The Startup File
Apache Configuration in Perl
Validating the Configuration Syntax
The Scope of mod_perl Configuration Directives
Apache Restarts Twice
Enabling Remote Server Configuration Reports
Tips and Tricks
Configuration Security Concerns
The next step after building and installing a mod_perl-enabled Apache server is to configure it. This is done in two distinct steps: getting the server running with a standard Apache configuration, and then applying mod_perl-specific configuration directives to get the full benefit out of it.
For readers who haven't previously been exposed to the Apache web server, our discussion begins with standard Apache directives and then continues with mod_perl-specific material.

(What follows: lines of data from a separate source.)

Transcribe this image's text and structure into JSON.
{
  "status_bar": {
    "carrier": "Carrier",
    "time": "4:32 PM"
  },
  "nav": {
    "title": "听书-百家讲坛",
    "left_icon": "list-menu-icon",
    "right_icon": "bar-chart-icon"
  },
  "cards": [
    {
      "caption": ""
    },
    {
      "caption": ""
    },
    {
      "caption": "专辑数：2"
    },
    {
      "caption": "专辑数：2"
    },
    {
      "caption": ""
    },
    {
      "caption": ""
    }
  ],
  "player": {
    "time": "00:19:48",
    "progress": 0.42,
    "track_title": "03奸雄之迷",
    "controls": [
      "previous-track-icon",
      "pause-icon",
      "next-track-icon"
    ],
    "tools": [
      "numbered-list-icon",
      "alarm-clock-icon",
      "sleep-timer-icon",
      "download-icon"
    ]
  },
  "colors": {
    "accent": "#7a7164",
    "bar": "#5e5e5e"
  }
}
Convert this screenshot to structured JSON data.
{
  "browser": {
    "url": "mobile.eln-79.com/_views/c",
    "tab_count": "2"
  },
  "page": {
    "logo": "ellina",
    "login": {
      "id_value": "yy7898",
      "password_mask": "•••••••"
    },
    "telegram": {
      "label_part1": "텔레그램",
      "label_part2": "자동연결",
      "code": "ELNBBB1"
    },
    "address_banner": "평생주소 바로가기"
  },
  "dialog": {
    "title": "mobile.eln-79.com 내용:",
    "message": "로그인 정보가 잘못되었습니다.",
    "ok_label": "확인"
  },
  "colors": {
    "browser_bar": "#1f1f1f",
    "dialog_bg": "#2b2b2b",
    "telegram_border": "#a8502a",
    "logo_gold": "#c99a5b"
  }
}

The startup.pl file can be used in many ways to improve performance. We will talk about all these issues later in the book. In this chapter, we discuss the configuration possibilities that the startup.pl file gives us.
<Perl>sections are a great time saver if you have complex configuration files. We'll talk about <Perl>sections in this chapter.
Another important issue we'll cover in this chapter is how to validate the configuration file. This is especially important on a live production server. If we break something and don't validate it, the server won't restart. This chapter discusses techniques to prevent validation problems.
At the end of this chapter, we discuss various tips and tricks you may find useful for server configuration, talk about a few security concerns related to server configuration, and finally look at a few common pitfalls people encounter when they misconfigure their servers.
Eric Cholet (Logilune) and
Stas Bekman (StasoSphere & Free Books).